Try it> Report all lines of the data below that hold the word "heading".

Extracted records>
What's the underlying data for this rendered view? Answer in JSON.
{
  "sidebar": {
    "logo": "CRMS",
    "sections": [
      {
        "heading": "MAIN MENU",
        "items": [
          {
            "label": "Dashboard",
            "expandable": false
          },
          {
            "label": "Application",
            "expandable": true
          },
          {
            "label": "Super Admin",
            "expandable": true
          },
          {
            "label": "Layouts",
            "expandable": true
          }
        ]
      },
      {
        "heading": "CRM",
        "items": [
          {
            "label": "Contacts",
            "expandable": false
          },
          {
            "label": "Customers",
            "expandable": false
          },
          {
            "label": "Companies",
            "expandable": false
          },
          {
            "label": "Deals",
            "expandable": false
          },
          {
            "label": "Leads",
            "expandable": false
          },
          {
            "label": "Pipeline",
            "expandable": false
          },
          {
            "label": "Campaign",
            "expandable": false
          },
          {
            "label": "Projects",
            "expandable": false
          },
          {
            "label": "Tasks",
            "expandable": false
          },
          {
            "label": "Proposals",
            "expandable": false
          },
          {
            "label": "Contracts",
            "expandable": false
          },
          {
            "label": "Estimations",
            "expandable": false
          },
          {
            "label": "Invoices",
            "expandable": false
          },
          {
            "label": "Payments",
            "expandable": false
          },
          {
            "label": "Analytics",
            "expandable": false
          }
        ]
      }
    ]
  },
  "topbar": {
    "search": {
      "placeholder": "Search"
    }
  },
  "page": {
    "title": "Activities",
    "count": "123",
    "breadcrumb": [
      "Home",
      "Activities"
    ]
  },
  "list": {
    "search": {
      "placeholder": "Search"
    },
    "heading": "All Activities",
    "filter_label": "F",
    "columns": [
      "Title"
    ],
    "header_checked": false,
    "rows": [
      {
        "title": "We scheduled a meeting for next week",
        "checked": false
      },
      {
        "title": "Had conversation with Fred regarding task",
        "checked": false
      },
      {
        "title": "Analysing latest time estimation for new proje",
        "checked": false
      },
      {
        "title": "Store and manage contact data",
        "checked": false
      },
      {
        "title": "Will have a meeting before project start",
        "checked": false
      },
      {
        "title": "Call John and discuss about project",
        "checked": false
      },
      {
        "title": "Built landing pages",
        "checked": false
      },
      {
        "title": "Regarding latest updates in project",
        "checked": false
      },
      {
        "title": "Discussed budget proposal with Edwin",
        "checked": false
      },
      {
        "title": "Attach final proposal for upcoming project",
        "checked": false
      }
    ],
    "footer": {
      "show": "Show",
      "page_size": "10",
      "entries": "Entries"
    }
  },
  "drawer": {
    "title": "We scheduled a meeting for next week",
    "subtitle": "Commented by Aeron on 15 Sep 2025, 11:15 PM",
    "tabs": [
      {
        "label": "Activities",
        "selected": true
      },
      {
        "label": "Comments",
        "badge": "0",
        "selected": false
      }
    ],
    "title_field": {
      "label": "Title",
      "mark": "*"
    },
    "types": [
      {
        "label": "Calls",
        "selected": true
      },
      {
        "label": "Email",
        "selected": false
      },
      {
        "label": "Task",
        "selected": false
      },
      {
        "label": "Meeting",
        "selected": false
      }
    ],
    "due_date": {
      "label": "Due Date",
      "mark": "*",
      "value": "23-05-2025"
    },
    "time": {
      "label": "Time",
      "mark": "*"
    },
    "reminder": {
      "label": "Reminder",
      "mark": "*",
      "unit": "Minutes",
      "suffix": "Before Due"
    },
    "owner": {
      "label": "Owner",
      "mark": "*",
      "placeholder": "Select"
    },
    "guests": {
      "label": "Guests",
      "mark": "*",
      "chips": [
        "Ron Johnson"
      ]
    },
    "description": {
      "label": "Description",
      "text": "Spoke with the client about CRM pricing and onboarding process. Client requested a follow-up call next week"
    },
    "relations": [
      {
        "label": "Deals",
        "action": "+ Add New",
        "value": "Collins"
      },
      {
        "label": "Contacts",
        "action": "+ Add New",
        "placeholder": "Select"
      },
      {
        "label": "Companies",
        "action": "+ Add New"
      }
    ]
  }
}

Response for this exercise>
        "heading": "MAIN MENU",
        "heading": "CRM",
    "heading": "All Activities",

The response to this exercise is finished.